Background on employment services in Australia
Employment services in Australia have a long history of providing effective labour market assistance and improving outcomes for job seekers and employers.
The contracted and managed market model was fully underway in 1998 when the government put out an open tender for employment services.
Over time the various contracts have evolved and in some cases specialised (such as with disability employment services). As contracts have changed the number of provider organisations has contracted. For example, there were 300 providers delivering the various Job Network contracts from 1998 - 2009, 141 providers delivering the Job Services Australia contracts from 2009 - 2015, and now there are 44 providers delivering jobactive across 51 Employment Regions from 1700 site locations nationally.
There is a mix of not-for –profit and for profit providers delivering services across all types of employment service programmes. There is also a mix of large and small local providers.
The model for the major programmes involves provider organisations tendering to provide services in specific sites to win contracts that include allocated market shares. Periodically the Government undertakes ‘business reallocations’ according to performance and the ‘star ratings’. Providers are paid a mix of outcomes based fees and administration fees.

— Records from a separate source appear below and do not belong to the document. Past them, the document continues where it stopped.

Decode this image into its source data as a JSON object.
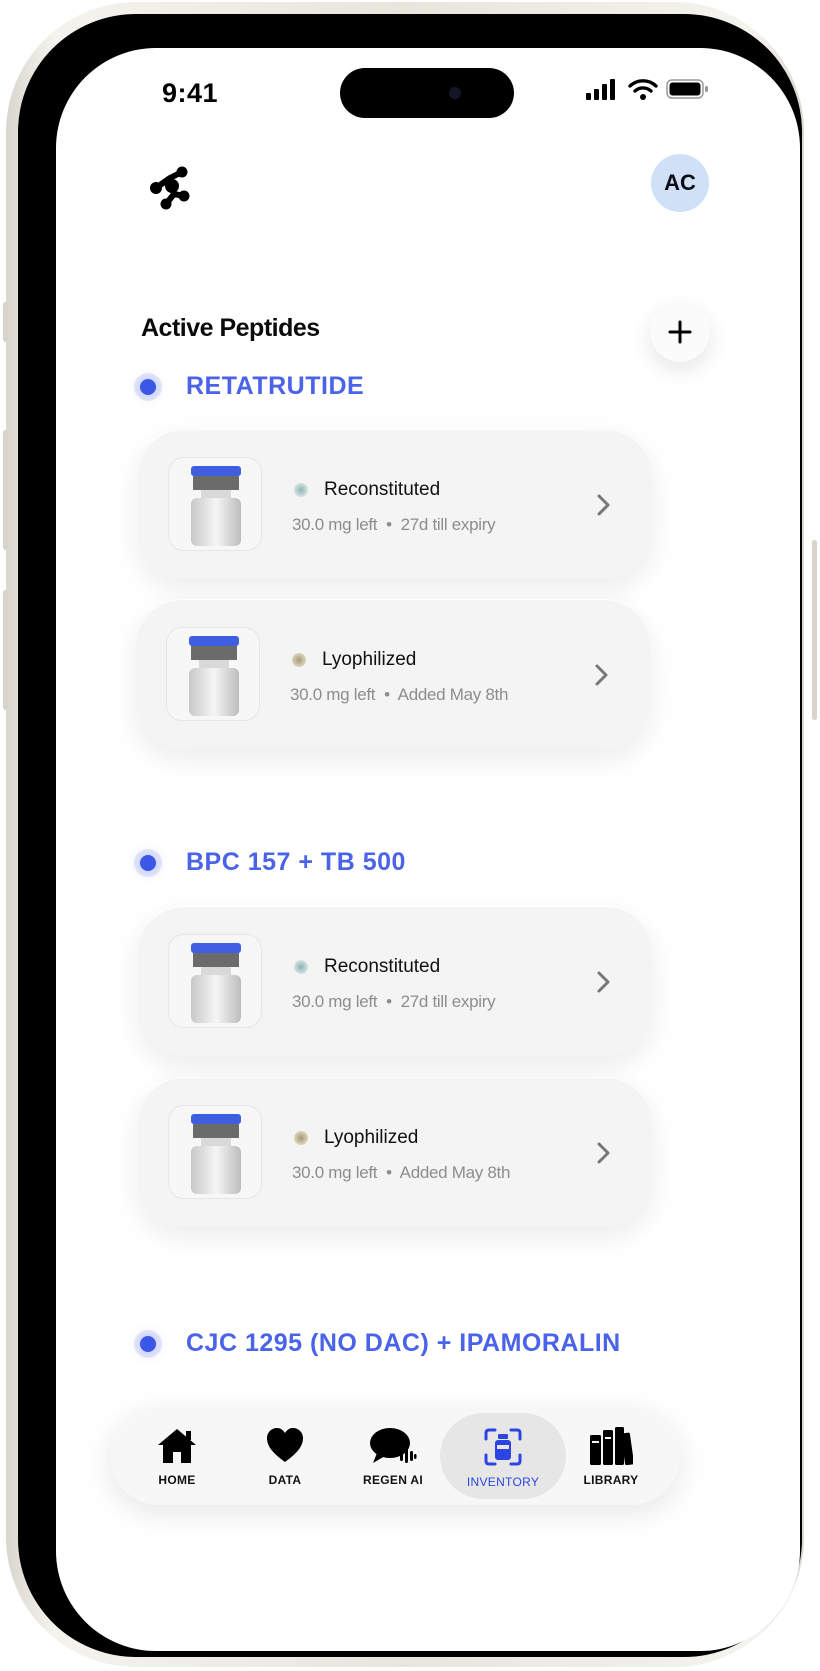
{
  "status": {
    "time": "9:41"
  },
  "header": {
    "avatar_initials": "AC"
  },
  "main": {
    "section_title": "Active Peptides",
    "groups": [
      {
        "name": "RETATRUTIDE",
        "vials": [
          {
            "state": "Reconstituted",
            "amount": "30.0 mg left",
            "detail": "27d till expiry"
          },
          {
            "state": "Lyophilized",
            "amount": "30.0 mg left",
            "detail": "Added May 8th"
          }
        ]
      },
      {
        "name": "BPC 157 + TB 500",
        "vials": [
          {
            "state": "Reconstituted",
            "amount": "30.0 mg left",
            "detail": "27d till expiry"
          },
          {
            "state": "Lyophilized",
            "amount": "30.0 mg left",
            "detail": "Added May 8th"
          }
        ]
      },
      {
        "name": "CJC 1295 (NO DAC) + IPAMORALIN",
        "vials": []
      }
    ]
  },
  "nav": {
    "items": [
      {
        "label": "HOME",
        "icon": "home-icon"
      },
      {
        "label": "DATA",
        "icon": "heart-icon"
      },
      {
        "label": "REGEN AI",
        "icon": "chat-voice-icon"
      },
      {
        "label": "INVENTORY",
        "icon": "vial-scan-icon",
        "active": true
      },
      {
        "label": "LIBRARY",
        "icon": "books-icon"
      }
    ]
  },
  "colors": {
    "accent": "#4a63e8",
    "active_nav": "#2d45e0",
    "avatar_bg": "#cfe0f7"
  }
}
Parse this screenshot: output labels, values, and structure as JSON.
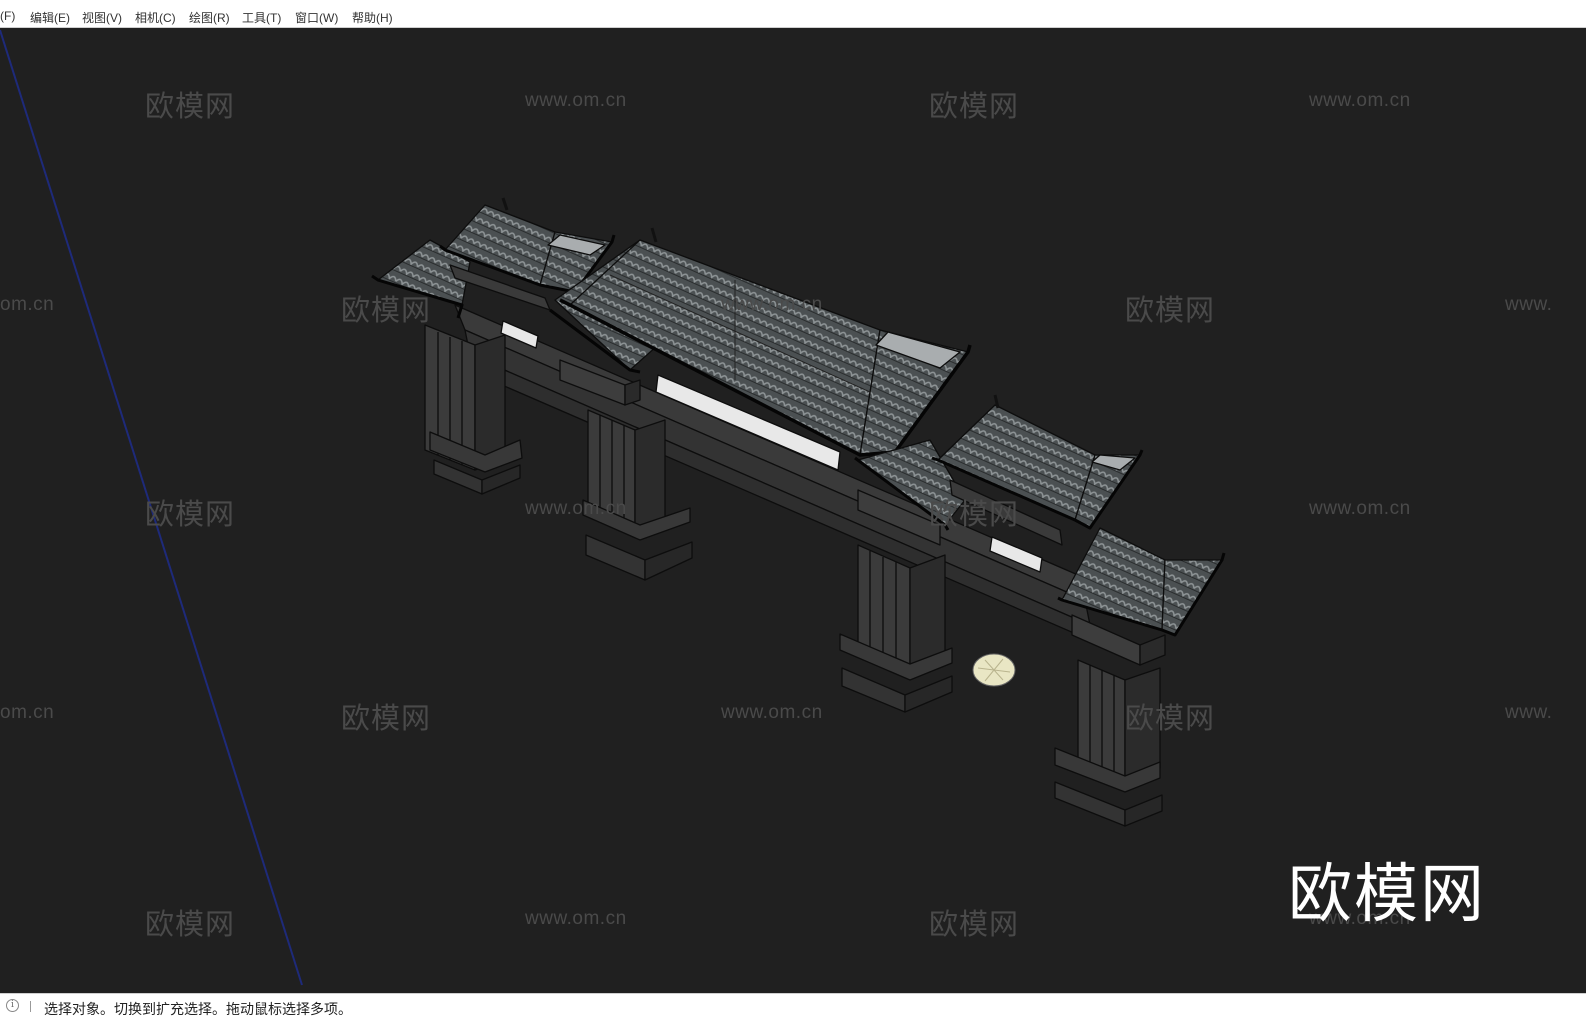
{
  "window": {
    "title": ""
  },
  "menu": {
    "items": [
      {
        "label": "(F)"
      },
      {
        "label": "编辑(E)"
      },
      {
        "label": "视图(V)"
      },
      {
        "label": "相机(C)"
      },
      {
        "label": "绘图(R)"
      },
      {
        "label": "工具(T)"
      },
      {
        "label": "窗口(W)"
      },
      {
        "label": "帮助(H)"
      }
    ]
  },
  "viewport": {
    "background": "#202020",
    "axis_color": "#1e2a7a",
    "model": "archway-gate",
    "watermarks": {
      "cn": [
        "欧模网",
        "欧模网",
        "欧模网",
        "欧模网",
        "欧模网",
        "欧模网",
        "欧模网",
        "欧模网",
        "欧模网",
        "欧模网",
        "欧模网",
        "欧模网"
      ],
      "url": [
        "www.om.cn",
        "www.om.cn",
        "om.cn",
        "www.om.cn",
        "www.",
        "www.om.cn",
        "www.om.cn",
        "om.cn",
        "www.om.cn",
        "www.",
        "www.om.cn",
        "www.om.cn"
      ]
    },
    "logo_text": "欧模网"
  },
  "status": {
    "icon": "info-icon",
    "text": "选择对象。切换到扩充选择。拖动鼠标选择多项。"
  }
}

Demand: Employment service funding is largely demand driven and a down turn in the economy will likely increase unemployment and therefore the number of jobseekers. There is a strong focus currently on improving employment outcomes for Indigenous people, supported by social procurement initiatives. There is also some anticipated growth areas for people requiring labour market assistance. These include migrant and refugee populations. Mature workers who have been retrenched. Other displaced workers due to the rapidly changing structure of the economy. For example, digital disruption of some business and work models, and automation, will likely increase unemployment amongst some cohorts.